A lot has been made of the great efforts used to make Chris Evans look skinny. I had originally thought that they were going to blu-tac his head on to some skinny bugger in the same way they did for Fred Claus. Obviously they didn’t and the effects used are extremely well done. Unlike Fred Claus, which needs to curl up and die somewhere or be gone long enough for us to forgive Paul Giamatti. Whichever comes first.

The tone of movie works well. It was a brave move to set the entire story within World War 2. They could have gone the way of 1990’s Captain America and have him fighting Red Skull in 1993, which may have been the easier option. Don’t get me wrong. There’s about as much depth to this as there is in the eco-fable that was its predecessor. However, you’re being taken on such a ride, it doesn’t really matter.

Hugo Weaving – word class scenery chewer. That is all that needs to be said.

Oh, it has some horrible moments in it. Tony Stark’s father makes an extended cameo for no other reason than for people to go ‘ooooh, look it’s Tony Stark’s father! He has a mustache’. The underwritten romance between Evans and Hayley Atwells does grate with it’s needless will-they-won’t-they bollocks, but not enough to ruin the film as a whole. What does piss me off the return of Marvel’s favourite fucking bookend, Samuel L Jackson. It is this reviewer’s humble opinion that the sooner they do a Nick Fury movie, the sooner it will bomb harder than David Hassehoff’s effort and we can all get on with our lives, enjoying films that don’t have him in them.

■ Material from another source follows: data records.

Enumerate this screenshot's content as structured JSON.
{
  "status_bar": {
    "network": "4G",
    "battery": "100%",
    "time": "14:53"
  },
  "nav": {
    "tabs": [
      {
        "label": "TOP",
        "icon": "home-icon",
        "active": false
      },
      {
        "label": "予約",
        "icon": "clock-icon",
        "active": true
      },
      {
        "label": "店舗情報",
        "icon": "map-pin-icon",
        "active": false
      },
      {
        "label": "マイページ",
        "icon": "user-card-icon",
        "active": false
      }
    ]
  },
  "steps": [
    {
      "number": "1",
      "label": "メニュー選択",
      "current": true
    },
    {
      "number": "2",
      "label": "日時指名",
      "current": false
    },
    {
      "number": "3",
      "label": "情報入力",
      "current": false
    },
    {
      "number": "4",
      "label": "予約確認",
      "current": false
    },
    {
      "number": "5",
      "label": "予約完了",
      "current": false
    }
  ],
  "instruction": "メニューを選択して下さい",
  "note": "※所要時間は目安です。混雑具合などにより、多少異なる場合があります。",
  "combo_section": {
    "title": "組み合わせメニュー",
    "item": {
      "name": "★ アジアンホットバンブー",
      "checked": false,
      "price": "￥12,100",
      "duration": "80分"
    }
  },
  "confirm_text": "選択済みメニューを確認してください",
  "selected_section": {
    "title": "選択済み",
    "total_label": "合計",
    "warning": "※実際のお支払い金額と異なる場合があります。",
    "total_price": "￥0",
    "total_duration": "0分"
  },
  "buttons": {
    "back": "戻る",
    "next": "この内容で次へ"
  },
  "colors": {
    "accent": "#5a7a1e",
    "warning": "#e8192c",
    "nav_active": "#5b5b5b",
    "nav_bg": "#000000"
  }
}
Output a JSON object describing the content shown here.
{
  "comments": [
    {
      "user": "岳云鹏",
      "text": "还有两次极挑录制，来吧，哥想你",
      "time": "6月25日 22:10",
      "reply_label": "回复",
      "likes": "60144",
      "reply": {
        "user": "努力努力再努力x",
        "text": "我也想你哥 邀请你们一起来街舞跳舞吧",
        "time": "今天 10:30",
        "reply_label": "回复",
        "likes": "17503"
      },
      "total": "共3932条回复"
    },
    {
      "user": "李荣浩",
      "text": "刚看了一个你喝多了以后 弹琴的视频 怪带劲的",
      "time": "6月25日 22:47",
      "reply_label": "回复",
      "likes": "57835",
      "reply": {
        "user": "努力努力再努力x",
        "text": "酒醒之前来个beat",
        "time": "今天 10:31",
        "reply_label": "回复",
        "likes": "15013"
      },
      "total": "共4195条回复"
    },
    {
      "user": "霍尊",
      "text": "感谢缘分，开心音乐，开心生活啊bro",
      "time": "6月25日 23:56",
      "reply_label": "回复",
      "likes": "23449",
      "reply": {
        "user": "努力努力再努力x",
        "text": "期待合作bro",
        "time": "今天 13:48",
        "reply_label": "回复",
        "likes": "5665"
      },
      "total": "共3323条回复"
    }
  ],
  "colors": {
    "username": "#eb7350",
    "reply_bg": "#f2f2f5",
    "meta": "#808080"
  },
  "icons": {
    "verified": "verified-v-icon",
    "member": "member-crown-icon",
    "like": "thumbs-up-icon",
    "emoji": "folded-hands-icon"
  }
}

And if anyone dares mention it’s worthwhile because it’s linking everything together for The Avengers movie, may I offer that you go play in the traffic.

So, in summary Captain Amer-I-CA — FUCK YEAH!

It’s not that good, but I couldn’t resist that last line.